*** Data provided

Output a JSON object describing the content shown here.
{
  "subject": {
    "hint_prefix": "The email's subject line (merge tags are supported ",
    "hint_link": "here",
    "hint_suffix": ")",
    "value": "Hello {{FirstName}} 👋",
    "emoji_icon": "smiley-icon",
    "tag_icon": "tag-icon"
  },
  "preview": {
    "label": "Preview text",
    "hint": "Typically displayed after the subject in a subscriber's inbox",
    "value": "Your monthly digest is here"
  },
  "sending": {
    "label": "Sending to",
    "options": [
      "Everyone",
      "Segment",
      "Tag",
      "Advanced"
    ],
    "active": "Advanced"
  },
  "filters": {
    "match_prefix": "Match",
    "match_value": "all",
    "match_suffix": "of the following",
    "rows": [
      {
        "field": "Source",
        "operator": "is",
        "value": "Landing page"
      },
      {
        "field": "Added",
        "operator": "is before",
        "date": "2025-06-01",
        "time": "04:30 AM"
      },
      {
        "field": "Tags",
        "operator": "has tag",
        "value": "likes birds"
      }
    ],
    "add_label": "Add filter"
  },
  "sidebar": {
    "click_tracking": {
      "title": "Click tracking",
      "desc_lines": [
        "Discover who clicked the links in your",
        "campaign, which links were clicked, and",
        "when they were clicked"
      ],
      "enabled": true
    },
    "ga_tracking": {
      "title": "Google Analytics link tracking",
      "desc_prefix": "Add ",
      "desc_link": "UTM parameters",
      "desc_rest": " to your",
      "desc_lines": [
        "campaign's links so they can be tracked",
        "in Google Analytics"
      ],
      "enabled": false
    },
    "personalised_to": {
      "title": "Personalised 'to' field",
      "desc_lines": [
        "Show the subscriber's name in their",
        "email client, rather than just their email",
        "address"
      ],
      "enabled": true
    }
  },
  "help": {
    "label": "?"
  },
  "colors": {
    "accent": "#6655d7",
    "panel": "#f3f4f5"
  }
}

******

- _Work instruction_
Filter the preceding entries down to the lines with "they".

- _Task answer_
        "when they were clicked"
        "campaign's links so they can be tracked",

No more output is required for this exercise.